], was effective in identifying children in food insecure households and in replicating the analyses linking food insecurity with adverse child health conditions conducted with the HFSSM. The sensitivity and specificity of the Hunger Vital Sign are consistent with prior findings [14
]. The higher rates of food insecurity in the ED and primary care based on the Hunger Vital Sign, compared to the HFSSM, occur because children classified as living in marginal food secure households on the HFSSM (endorsement of one or two questions) are classified as food insecure using the Hunger Vital Sign. Children in marginal food secure households have been shown to be at risk for adverse child health conditions [28
]. Thus, identifying children through the Hunger Vital Sign could lead to closer attention to previously unrecognized adverse health conditions. These findings suggest that screening for household food insecurity in both EDs and primary care will uncover additional children living in food insecure households.
The Hunger Vital Sign is easy to administer and is increasingly being incorporated into electronic medical records (EMR) [29
]. Efforts to increase screening for household food insecurity have been effective in primary care [30
] and in other clinics serving low-income families [31
]. Providers are developing innovative strategies to connect food insecure families with services [32
]. In addition to federal nutritional services, such as the Supplemental Nutritional Assistance Program (SNAP) and the special supplemental nutrition program for Women, Infants and Children (WIC), families can benefit from local resources, including food pantries and food banks [30
]. Hennepin County Medical Center in Minnesota created an innovative referral system integrated into the EMR [33
]. With family’s consent, contact information on food insecure families is auto-faxed to a partner food bank. Trained outreach food bank staff make telephone contact with families and provide application assistance for food assistance programs (e.g., SNAP) and geographically individualized information about WIC, neighborhood food shelves, produce distributions, summer feeding sites and community meals. In 2015, 64% of the 1003 patient EMR-based referrals were successfully contacted and 82% were connected with at least one new form of food assistance. Of persons contacted and not currently enrolled in SNAP, applications were completed for 67%, 26% were found to be ineligible, and 7% declined to apply [33

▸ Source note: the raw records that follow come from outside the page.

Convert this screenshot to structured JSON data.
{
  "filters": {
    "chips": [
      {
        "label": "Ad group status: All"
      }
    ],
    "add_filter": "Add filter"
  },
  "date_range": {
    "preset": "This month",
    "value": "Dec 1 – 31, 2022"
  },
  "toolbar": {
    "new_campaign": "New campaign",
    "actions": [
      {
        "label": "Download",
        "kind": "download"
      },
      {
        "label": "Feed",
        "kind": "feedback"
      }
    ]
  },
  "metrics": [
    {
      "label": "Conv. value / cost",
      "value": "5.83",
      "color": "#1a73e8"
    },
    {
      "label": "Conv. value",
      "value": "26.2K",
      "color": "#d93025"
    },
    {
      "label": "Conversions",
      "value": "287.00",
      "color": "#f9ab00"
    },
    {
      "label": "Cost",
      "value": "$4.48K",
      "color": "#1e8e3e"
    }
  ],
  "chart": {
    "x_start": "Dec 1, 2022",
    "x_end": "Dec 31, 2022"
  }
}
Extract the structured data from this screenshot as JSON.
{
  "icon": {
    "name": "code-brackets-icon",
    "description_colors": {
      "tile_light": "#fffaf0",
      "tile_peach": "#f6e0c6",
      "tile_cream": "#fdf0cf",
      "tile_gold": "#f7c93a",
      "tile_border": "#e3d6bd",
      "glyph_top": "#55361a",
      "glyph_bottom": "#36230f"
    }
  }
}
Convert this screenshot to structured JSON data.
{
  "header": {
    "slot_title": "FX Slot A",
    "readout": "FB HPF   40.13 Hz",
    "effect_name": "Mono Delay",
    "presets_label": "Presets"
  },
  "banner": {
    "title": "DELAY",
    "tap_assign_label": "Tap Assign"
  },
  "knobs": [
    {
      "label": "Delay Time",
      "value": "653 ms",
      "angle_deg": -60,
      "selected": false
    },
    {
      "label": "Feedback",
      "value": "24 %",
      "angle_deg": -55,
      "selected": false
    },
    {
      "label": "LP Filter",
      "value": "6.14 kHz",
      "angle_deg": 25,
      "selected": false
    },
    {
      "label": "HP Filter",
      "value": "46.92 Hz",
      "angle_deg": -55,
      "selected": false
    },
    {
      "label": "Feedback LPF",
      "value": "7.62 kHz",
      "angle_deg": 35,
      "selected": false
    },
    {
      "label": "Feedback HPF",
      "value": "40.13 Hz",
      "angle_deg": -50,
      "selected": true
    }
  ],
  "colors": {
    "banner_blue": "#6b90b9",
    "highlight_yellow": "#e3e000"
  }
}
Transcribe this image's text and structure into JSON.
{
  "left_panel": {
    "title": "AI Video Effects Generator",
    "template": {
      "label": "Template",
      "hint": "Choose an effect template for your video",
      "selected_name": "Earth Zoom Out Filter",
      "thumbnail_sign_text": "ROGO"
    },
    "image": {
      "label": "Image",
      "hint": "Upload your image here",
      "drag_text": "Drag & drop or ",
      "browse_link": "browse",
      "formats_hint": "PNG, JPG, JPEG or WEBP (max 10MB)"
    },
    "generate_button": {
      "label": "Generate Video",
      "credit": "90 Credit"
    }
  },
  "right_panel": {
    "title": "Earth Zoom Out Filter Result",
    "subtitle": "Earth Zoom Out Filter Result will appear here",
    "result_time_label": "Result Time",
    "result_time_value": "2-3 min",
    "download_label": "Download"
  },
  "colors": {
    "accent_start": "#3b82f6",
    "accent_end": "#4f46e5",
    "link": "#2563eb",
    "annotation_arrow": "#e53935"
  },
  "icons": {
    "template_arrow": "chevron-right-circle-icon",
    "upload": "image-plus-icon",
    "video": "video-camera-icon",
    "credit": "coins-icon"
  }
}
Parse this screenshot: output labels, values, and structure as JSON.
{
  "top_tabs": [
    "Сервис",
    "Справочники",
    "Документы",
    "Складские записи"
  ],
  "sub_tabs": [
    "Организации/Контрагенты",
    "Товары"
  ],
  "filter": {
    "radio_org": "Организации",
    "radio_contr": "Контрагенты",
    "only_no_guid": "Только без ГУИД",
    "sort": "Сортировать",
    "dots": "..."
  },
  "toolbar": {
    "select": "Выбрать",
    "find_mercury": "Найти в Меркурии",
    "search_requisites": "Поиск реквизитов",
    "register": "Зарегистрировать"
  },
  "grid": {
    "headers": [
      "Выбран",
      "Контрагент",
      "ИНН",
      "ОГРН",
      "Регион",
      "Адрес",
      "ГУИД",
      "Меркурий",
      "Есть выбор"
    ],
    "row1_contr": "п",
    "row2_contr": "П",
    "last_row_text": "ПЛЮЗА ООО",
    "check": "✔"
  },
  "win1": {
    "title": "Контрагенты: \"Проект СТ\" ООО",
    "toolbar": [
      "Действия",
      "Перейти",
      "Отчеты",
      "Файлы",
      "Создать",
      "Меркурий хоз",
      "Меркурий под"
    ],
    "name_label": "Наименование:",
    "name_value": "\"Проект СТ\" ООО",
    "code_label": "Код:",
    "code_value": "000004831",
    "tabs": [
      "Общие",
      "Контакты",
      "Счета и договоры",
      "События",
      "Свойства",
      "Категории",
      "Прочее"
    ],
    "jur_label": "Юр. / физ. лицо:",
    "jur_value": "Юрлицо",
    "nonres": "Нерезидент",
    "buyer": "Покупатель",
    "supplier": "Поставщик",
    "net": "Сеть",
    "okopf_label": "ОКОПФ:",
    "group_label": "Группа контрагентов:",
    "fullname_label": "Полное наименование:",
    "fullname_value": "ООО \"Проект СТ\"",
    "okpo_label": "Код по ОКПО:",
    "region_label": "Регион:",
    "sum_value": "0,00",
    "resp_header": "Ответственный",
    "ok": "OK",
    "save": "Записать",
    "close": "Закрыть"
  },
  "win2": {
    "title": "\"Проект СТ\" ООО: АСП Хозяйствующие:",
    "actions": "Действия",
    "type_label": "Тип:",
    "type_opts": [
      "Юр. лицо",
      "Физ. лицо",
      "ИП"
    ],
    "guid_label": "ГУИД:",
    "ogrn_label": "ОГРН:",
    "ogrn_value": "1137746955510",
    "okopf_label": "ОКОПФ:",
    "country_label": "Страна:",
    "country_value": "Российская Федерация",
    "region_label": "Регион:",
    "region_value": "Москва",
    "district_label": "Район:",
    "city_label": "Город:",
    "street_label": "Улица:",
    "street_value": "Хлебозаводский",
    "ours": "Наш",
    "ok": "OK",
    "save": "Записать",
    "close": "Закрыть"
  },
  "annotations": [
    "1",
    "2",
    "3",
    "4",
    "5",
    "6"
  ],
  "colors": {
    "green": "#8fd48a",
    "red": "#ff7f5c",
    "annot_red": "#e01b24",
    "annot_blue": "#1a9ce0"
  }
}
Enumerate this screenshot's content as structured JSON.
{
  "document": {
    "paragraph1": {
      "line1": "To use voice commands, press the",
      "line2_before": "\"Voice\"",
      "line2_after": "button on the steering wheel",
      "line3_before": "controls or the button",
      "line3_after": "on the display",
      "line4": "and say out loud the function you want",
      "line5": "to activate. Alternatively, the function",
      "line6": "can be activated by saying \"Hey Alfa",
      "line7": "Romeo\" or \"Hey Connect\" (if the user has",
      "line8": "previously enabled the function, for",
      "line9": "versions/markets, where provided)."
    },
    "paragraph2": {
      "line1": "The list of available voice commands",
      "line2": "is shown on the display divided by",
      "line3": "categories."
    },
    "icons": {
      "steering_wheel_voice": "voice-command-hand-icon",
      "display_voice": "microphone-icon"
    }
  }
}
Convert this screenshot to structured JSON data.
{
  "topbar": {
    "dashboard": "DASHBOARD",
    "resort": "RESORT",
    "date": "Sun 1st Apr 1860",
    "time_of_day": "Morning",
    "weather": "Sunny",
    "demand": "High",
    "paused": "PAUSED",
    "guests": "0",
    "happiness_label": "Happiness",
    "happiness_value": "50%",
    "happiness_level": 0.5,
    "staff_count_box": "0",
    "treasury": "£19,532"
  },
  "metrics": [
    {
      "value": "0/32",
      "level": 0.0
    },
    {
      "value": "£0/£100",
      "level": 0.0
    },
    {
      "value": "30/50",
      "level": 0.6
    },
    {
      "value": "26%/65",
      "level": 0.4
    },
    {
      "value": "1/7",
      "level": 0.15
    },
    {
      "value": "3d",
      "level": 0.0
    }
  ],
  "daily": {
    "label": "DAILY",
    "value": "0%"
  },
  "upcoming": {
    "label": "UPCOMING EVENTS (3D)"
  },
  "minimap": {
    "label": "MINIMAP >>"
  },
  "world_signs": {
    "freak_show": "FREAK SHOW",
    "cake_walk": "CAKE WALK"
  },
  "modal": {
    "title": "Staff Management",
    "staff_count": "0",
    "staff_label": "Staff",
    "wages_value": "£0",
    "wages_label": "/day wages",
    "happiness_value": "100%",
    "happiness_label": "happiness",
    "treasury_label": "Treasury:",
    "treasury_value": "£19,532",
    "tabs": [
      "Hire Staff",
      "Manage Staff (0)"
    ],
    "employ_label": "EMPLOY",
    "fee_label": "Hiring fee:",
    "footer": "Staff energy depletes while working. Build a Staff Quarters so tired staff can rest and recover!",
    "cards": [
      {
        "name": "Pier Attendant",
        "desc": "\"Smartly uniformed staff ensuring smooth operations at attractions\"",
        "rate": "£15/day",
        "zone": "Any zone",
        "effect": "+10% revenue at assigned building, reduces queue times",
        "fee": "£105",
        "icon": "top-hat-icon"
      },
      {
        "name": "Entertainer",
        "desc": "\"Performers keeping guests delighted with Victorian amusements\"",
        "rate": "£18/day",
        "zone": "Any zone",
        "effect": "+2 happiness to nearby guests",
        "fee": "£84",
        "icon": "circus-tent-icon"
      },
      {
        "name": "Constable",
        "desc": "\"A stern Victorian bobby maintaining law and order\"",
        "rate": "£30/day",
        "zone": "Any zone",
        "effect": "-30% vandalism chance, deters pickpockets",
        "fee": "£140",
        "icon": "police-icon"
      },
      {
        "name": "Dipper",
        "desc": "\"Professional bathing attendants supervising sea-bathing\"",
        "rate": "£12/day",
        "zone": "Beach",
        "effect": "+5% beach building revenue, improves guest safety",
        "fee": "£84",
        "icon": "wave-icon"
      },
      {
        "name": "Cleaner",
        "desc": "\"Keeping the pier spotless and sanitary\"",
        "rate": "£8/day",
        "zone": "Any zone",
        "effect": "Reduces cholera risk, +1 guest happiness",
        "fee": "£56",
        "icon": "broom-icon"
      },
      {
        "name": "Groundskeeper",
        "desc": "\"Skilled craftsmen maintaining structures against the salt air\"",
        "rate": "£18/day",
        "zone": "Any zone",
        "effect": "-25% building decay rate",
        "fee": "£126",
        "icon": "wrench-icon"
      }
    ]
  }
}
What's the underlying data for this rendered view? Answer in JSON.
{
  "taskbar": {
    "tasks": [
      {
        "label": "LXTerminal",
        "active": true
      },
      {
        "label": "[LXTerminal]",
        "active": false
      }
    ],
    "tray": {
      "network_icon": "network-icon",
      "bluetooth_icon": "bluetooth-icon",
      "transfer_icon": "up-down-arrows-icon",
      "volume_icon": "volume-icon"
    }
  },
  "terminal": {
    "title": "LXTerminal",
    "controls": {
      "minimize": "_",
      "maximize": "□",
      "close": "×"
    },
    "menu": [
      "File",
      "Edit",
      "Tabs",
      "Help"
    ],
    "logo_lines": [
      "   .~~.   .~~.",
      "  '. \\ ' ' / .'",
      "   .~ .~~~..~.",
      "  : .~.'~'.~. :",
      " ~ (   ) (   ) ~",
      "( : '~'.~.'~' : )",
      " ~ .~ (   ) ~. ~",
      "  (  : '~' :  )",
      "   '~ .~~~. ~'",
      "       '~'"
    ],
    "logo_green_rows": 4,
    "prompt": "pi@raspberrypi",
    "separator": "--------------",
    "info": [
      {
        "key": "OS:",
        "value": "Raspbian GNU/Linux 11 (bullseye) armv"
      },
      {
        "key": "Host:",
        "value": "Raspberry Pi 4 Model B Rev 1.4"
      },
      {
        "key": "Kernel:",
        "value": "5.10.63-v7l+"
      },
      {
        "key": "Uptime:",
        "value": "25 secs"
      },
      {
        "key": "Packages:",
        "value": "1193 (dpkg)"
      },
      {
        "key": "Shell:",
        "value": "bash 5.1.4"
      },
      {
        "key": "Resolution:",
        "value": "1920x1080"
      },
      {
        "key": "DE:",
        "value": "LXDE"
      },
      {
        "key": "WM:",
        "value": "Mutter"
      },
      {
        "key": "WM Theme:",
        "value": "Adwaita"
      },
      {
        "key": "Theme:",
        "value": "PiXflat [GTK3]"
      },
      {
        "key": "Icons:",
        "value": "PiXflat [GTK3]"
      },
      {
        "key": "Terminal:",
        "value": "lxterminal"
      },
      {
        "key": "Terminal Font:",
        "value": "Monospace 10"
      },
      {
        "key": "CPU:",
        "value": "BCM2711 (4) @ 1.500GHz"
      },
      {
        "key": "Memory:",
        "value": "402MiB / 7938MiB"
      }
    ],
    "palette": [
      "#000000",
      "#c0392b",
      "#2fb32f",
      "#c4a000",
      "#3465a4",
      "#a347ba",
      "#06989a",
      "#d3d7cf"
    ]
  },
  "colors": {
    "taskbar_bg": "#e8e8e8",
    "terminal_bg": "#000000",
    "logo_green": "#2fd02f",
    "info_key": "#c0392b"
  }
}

Emergency Departments have a demonstrated record of effective health screening, including brief survey tools for mental health conditions such as suicide [34
]. Adolescents in EDs have been shown to accept screenings for HIV [35
], enabling clinicians to implement recommendations from the Centers for Disease Control and Protection. Screening procedures have enabled clinicians to provide linkages to hospital, outpatient, and community resources for patients who may have otherwise had limited access to needed services. Integrating the Hunger Vital Sign into the EMR during triage may be a cost-efficient method to flag patients at risk of food insecurity and in need of resources.
There are several methodological limitations to consider. First, the sample included health-seeking caregivers and their young children from one urban medical center. However, the sample size was large, covered multiple years, and addressed very young children, a population known to be vulnerable to threats of food insecurity. Second, information about food security and children’s health conditions was gathered from caregiver-report. However, validated measures were used and data were collected by trained research assistants, reducing, but not eliminating concerns about recall and shared method bias. Third, all caregivers received public health insurance and were from the same urban community, limiting the generalizability of the findings. Demographic characteristics, including maternal age, race, marital status and employment, and child age and sex differed between the ED and primary care. However, analyses were adjusted for these demographic differences. Finally, the sample was limited to children under four years of age. Although young children are vulnerable to household food insecurity [4
], they have access to nutritional assistance programs such as WIC and therefore may be less vulnerable than older children.